Hours before the English reached Munnacommuck Swamp, Sassacus, with six sachems, a few women (perhaps Sassacus’ daughter) and a body guard of 20 warriors fled north up the Housatonic River and west up the Ten Mile River into eastern New York with the intention of reaching Mohawk territory near Albany, New York to enlist their aid against the English. The Pequot were discovered by a contingent of Mahican or Mohegan (the primary sources are not entirely clear) and Mohawk warriors near the “Stone Church” in Dover Plains, New York. Following a brief skirmish, Sassacus’ group made their way to Paquaige in late July (west of Danbury, CT) where they were surprised in their wigwams by the Mohegan and Mohawk. Sassacus was killed immediately and the few Pequot who managed to escape were quickly found and executed.

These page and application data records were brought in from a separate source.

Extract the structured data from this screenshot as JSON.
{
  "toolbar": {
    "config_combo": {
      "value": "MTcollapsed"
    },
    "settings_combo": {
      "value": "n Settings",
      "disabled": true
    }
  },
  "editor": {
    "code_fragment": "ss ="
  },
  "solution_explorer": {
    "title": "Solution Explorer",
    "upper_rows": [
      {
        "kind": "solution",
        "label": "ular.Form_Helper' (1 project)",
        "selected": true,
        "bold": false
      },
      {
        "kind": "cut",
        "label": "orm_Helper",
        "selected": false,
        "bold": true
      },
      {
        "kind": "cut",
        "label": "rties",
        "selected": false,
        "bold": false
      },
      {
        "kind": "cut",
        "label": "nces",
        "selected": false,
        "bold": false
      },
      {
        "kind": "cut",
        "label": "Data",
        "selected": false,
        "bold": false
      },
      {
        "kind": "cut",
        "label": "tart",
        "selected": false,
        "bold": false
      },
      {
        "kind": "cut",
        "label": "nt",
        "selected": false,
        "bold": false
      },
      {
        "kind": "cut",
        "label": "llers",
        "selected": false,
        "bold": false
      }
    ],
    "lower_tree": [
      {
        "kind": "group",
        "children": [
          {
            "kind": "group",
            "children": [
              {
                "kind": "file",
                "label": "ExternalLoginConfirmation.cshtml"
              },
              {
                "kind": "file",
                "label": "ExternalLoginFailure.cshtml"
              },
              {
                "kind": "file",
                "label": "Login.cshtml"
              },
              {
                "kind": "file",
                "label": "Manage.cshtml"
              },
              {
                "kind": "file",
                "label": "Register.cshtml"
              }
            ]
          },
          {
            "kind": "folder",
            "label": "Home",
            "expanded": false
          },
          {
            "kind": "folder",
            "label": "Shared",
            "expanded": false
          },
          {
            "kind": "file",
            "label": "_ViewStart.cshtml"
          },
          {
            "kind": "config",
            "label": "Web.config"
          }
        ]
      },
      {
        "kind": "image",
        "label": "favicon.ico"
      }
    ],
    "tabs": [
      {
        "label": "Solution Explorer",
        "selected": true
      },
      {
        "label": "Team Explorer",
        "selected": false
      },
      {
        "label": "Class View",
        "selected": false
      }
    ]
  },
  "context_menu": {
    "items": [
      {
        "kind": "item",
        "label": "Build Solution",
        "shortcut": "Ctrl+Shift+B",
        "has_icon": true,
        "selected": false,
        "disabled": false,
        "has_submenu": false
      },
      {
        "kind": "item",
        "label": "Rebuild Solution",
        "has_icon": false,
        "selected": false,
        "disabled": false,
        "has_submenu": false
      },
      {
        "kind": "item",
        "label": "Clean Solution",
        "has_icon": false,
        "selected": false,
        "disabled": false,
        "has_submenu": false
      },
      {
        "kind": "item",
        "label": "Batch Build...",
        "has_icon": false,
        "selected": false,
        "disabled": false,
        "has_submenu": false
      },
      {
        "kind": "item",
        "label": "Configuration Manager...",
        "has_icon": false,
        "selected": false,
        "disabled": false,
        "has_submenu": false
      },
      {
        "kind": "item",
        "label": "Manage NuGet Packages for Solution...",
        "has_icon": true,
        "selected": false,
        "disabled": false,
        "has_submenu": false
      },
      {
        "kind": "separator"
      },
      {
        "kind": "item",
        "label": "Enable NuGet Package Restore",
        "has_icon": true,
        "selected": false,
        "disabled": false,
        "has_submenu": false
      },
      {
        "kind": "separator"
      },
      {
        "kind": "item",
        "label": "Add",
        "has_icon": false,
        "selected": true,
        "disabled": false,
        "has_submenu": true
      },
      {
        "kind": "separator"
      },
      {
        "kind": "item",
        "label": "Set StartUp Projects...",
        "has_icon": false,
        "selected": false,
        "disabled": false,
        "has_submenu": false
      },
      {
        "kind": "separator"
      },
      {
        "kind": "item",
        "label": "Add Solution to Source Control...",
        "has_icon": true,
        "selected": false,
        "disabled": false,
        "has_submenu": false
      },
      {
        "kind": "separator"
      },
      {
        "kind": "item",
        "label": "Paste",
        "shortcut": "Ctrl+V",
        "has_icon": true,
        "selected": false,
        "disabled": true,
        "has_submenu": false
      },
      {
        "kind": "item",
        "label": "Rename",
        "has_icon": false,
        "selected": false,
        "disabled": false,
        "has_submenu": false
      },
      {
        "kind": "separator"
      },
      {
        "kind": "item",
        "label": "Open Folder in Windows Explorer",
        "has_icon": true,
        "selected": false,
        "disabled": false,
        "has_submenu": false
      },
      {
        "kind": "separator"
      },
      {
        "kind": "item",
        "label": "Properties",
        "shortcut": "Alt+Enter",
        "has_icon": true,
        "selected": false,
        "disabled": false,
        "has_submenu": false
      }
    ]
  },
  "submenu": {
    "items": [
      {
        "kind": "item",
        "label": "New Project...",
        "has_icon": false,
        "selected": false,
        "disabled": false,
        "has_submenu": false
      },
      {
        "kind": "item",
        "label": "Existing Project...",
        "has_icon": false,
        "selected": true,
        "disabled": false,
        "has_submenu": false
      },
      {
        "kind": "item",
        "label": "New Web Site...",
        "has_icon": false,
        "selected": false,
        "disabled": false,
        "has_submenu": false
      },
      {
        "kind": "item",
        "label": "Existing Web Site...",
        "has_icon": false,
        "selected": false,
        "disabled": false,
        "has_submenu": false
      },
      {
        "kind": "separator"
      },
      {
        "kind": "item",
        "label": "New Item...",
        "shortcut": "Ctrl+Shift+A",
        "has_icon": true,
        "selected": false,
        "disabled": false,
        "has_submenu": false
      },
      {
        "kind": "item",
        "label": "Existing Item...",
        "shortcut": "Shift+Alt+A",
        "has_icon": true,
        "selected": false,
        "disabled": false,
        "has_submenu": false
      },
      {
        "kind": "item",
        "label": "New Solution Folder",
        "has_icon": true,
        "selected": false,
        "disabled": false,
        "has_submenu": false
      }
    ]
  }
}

The Mohawk sent the “locks” to Agawam (Springfield) and Hartford, reaching Boston on August 5, 1637 effectively ending all Pequot resistance.
The Great River now called the Housatonic, was and still is a homeland to the Indigenous People who had "always been there," was considered "conquered territory" by the Europeans:
Map lifted from "In_the_Ground_and_in_the_Documents_Reconstructing_Native_American_Communities" by Dr. Lucianne Lavin here:
(with more here:)
From 'Dover' By Donna P. Hearn https://books.google.com/books?id=aMrZbqs_pnUC&lpg=PA7&dq=sassacus%20stone%20church%20dover%20plains%20ny&pg=PA11#v=onepage&q=sassacus%20stone%20church%20dover%20plains%20ny&f=false
Illustration from: "Asher B. Durand: An Engraver's and a Farmer's Art"
By James Flexner
From the same work:
If Durand had been following "Waking Up On Turtle Island:"